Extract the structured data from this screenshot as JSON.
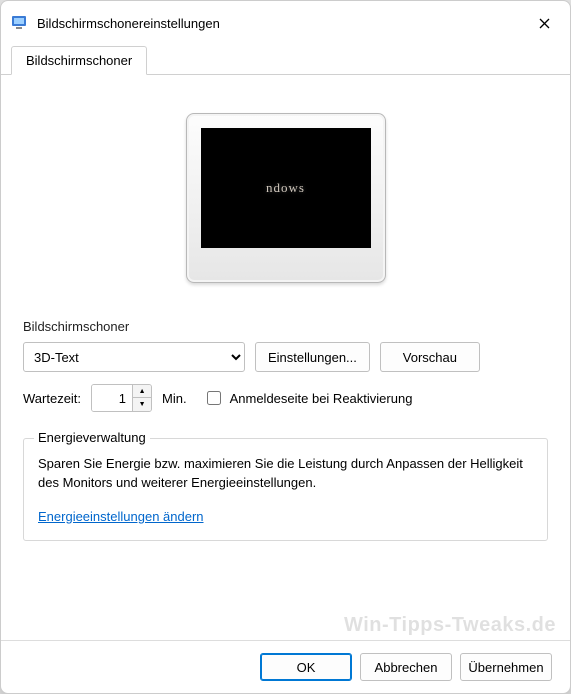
{
  "window": {
    "title": "Bildschirmschonereinstellungen"
  },
  "tab": {
    "label": "Bildschirmschoner"
  },
  "preview": {
    "text": "ndows"
  },
  "screensaver": {
    "label": "Bildschirmschoner",
    "selected": "3D-Text",
    "settings_button": "Einstellungen...",
    "preview_button": "Vorschau"
  },
  "wait": {
    "label": "Wartezeit:",
    "value": "1",
    "unit": "Min.",
    "checkbox_label": "Anmeldeseite bei Reaktivierung"
  },
  "energy": {
    "legend": "Energieverwaltung",
    "text": "Sparen Sie Energie bzw. maximieren Sie die Leistung durch Anpassen der Helligkeit des Monitors und weiterer Energieeinstellungen.",
    "link": "Energieeinstellungen ändern"
  },
  "buttons": {
    "ok": "OK",
    "cancel": "Abbrechen",
    "apply": "Übernehmen"
  },
  "watermark": "Win-Tipps-Tweaks.de"
}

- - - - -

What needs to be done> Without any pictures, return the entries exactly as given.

Solution>
Extract the structured data from this screenshot as JSON.
{
  "window": {
    "title": "Bildschirmschonereinstellungen"
  },
  "tab": {
    "label": "Bildschirmschoner"
  },
  "preview": {
    "text": "ndows"
  },
  "screensaver": {
    "label": "Bildschirmschoner",
    "selected": "3D-Text",
    "settings_button": "Einstellungen...",
    "preview_button": "Vorschau"
  },
  "wait": {
    "label": "Wartezeit:",
    "value": "1",
    "unit": "Min.",
    "checkbox_label": "Anmeldeseite bei Reaktivierung"
  },
  "energy": {
    "legend": "Energieverwaltung",
    "text": "Sparen Sie Energie bzw. maximieren Sie die Leistung durch Anpassen der Helligkeit des Monitors und weiterer Energieeinstellungen.",
    "link": "Energieeinstellungen ändern"
  },
  "buttons": {
    "ok": "OK",
    "cancel": "Abbrechen",
    "apply": "Übernehmen"
  },
  "watermark": "Win-Tipps-Tweaks.de"
}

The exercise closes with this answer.